**Data listing:**
· · · · · · ·

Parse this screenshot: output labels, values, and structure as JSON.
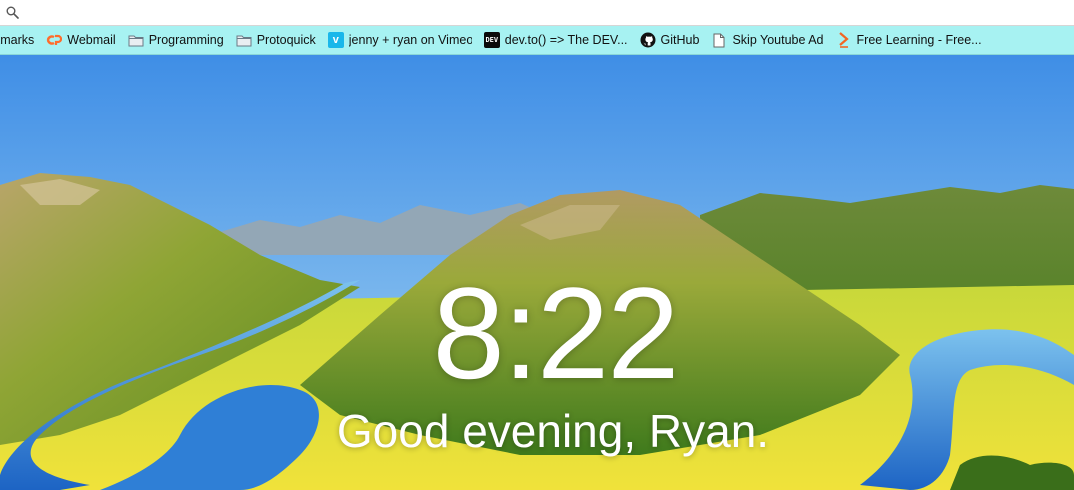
{
  "browser": {
    "address_value": "",
    "bookmarks": [
      {
        "label": "kmarks",
        "icon": "folder-icon"
      },
      {
        "label": "Webmail",
        "icon": "cpanel-icon"
      },
      {
        "label": "Programming",
        "icon": "folder-icon"
      },
      {
        "label": "Protoquick",
        "icon": "folder-icon"
      },
      {
        "label": "jenny + ryan on Vimeo",
        "icon": "vimeo-icon"
      },
      {
        "label": "dev.to() => The DEV...",
        "icon": "dev-icon"
      },
      {
        "label": "GitHub",
        "icon": "github-icon"
      },
      {
        "label": "Skip Youtube Ad",
        "icon": "page-icon"
      },
      {
        "label": "Free Learning - Free...",
        "icon": "packt-icon"
      }
    ]
  },
  "dashboard": {
    "time": "8:22",
    "greeting": "Good evening, Ryan."
  },
  "colors": {
    "bookmark_bar": "#a7f2f2",
    "sky": "#5a9fe0",
    "river": "#2f7fd6",
    "text": "#ffffff"
  }
}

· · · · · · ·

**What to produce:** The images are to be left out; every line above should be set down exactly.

**Solution to this exercise:**
Parse this screenshot: output labels, values, and structure as JSON.
{
  "browser": {
    "address_value": "",
    "bookmarks": [
      {
        "label": "kmarks",
        "icon": "folder-icon"
      },
      {
        "label": "Webmail",
        "icon": "cpanel-icon"
      },
      {
        "label": "Programming",
        "icon": "folder-icon"
      },
      {
        "label": "Protoquick",
        "icon": "folder-icon"
      },
      {
        "label": "jenny + ryan on Vimeo",
        "icon": "vimeo-icon"
      },
      {
        "label": "dev.to() => The DEV...",
        "icon": "dev-icon"
      },
      {
        "label": "GitHub",
        "icon": "github-icon"
      },
      {
        "label": "Skip Youtube Ad",
        "icon": "page-icon"
      },
      {
        "label": "Free Learning - Free...",
        "icon": "packt-icon"
      }
    ]
  },
  "dashboard": {
    "time": "8:22",
    "greeting": "Good evening, Ryan."
  },
  "colors": {
    "bookmark_bar": "#a7f2f2",
    "sky": "#5a9fe0",
    "river": "#2f7fd6",
    "text": "#ffffff"
  }
}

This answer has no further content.